Rare educational wall map of the World, intended for use in schools.
Warren's Geographical publications were among the most important and influential primary school geographical texts published in the second half of the 19th Century. The present chart, created as a vistual aid for classroom instruction, is on of the few surviving examples of such visual aids. Below the primary map are 4 smaller maps, showing:
- Chart of Races
- Chart of the States of Society
- Savage or Barbarous
- Half Civilized
- Civilized or Enlightened
- Charts of Governments
- Constitutional Monarchy
- Despotic Monarchy
- Chiefs and Petty Kings
- Charts of Religious Beliefs
- Minor Creeds
- Roman Catholics
- Catholics of Greek Ch.
- Other Pagans
The series was advertised by Cowperthwait & Co. in about 1867 as follows:
WARREN'S GEOGRAPHICAL CHARTS.
In two series. Fourteen Physical and Outline Charts, mounted upon Card-board, making Seven Tablets, in closed in a Portfolio, with Hand-book for Teachers.
We note that the map as also available "on muslin," In reviewing the map in 1868, the Maine Normal wrote:
Warren's Geographica Charts. These are (first series) fourteen in number, mounted upon card-board, making seven tablets, enclosed in a portfolio, and accompanied by a hand book for teachers, intended to illustrate especially Physical Geography. Aside from their value as illustrating the important truths of the contour and general features of the earth, they have the an additional and peculiar worth as illustrating the method of map-drawing by triangulation, of which Hon. E. A. Apgar, Superintendent of Public Instruction for the State of New Jersey, is the author.
There are a great many schools scattered over our State, which would be greatly benefited by the introduction and use of these charts.

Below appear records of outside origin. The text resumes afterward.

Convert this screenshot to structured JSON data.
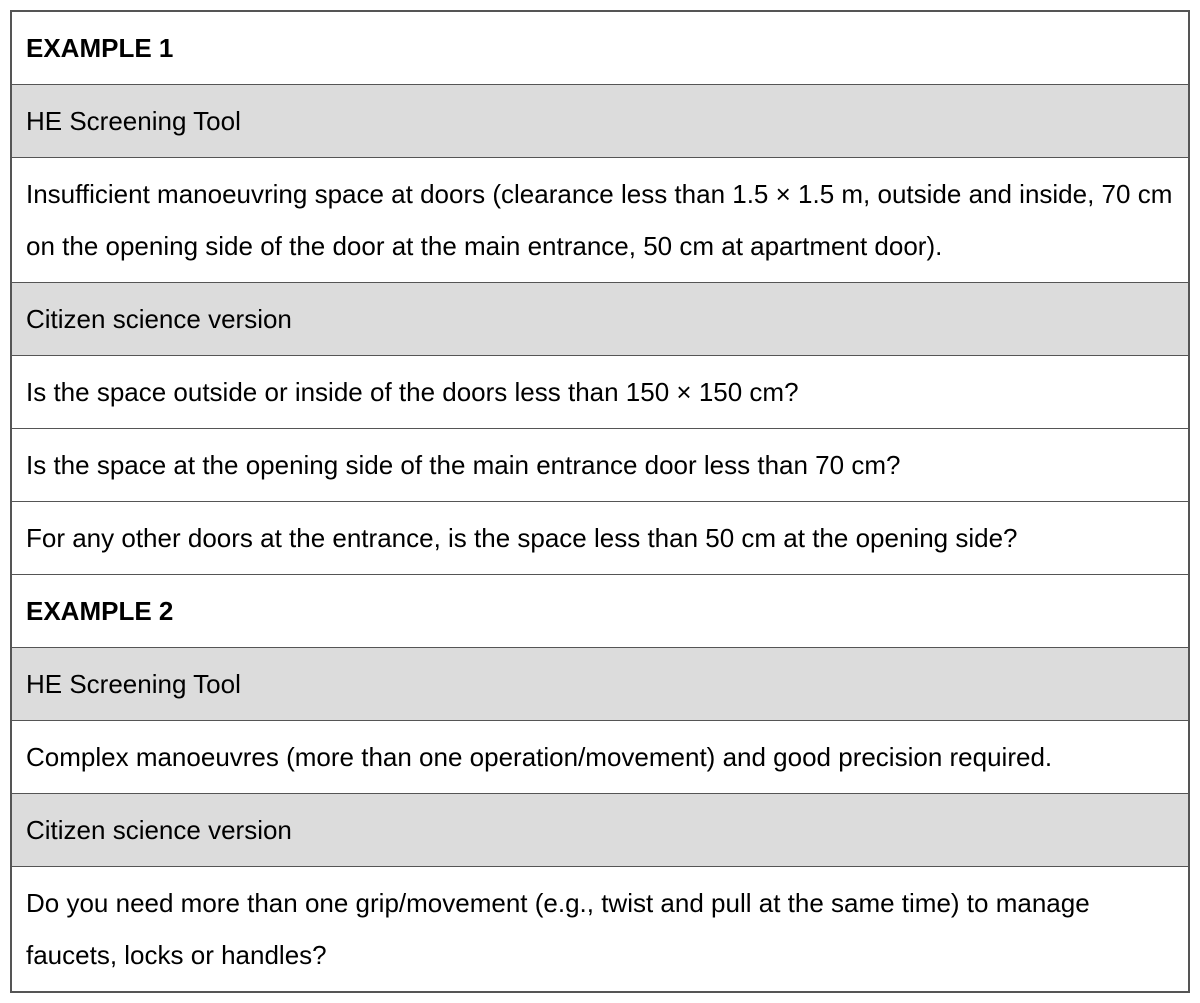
{
  "rows": [
    {
      "text": "EXAMPLE 1",
      "bold": true,
      "shaded": false
    },
    {
      "text": "HE Screening Tool",
      "bold": false,
      "shaded": true
    },
    {
      "text": "Insufficient manoeuvring space at doors (clearance less than 1.5 × 1.5 m, outside and inside, 70 cm on the opening side of the door at the main entrance, 50 cm at apartment door).",
      "bold": false,
      "shaded": false
    },
    {
      "text": "Citizen science version",
      "bold": false,
      "shaded": true
    },
    {
      "text": "Is the space outside or inside of the doors less than 150 × 150 cm?",
      "bold": false,
      "shaded": false
    },
    {
      "text": "Is the space at the opening side of the main entrance door less than 70 cm?",
      "bold": false,
      "shaded": false
    },
    {
      "text": "For any other doors at the entrance, is the space less than 50 cm at the opening side?",
      "bold": false,
      "shaded": false
    },
    {
      "text": "EXAMPLE 2",
      "bold": true,
      "shaded": false
    },
    {
      "text": "HE Screening Tool",
      "bold": false,
      "shaded": true
    },
    {
      "text": "Complex manoeuvres (more than one operation/movement) and good precision required.",
      "bold": false,
      "shaded": false
    },
    {
      "text": "Citizen science version",
      "bold": false,
      "shaded": true
    },
    {
      "text": "Do you need more than one grip/movement (e.g., twist and pull at the same time) to manage faucets, locks or handles?",
      "bold": false,
      "shaded": false
    }
  ]
}
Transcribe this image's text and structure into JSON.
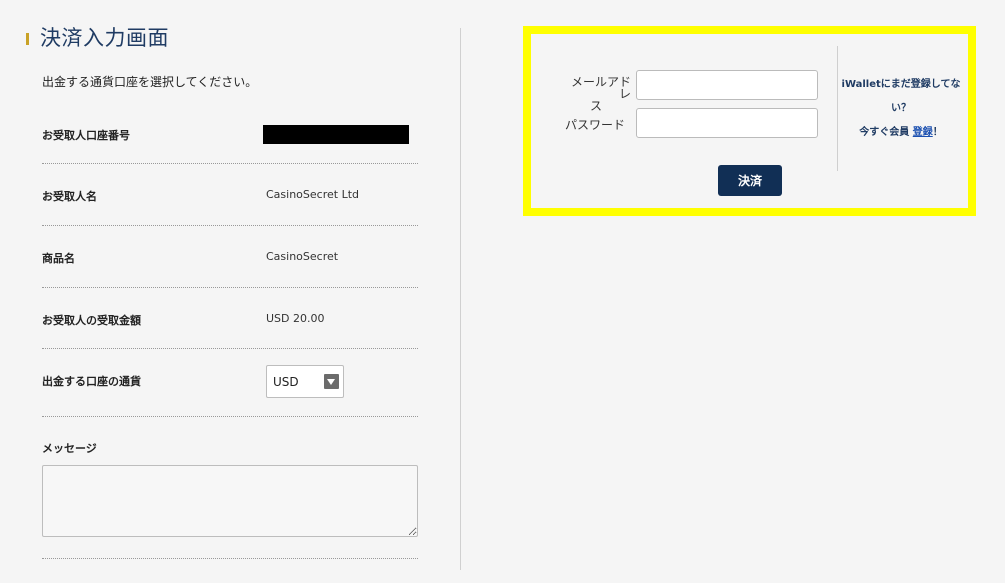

In fact, something of the kind seems indispensable' to that progress toward the simpler and more natural views of geographical science which it is of so much importance that our children should have, and we know of no better maps for the purpose than these. Teachers and school officers should correspond with J. L. Hammett, Boston, or with H. F. Howard, Dixfield, who is the general introducing agent for the works of Messrs. Cowperthwait & Co. in Maine.
The map is exceptionally rare on the market.
OCLC locates a single example (Peabody Essex Museum).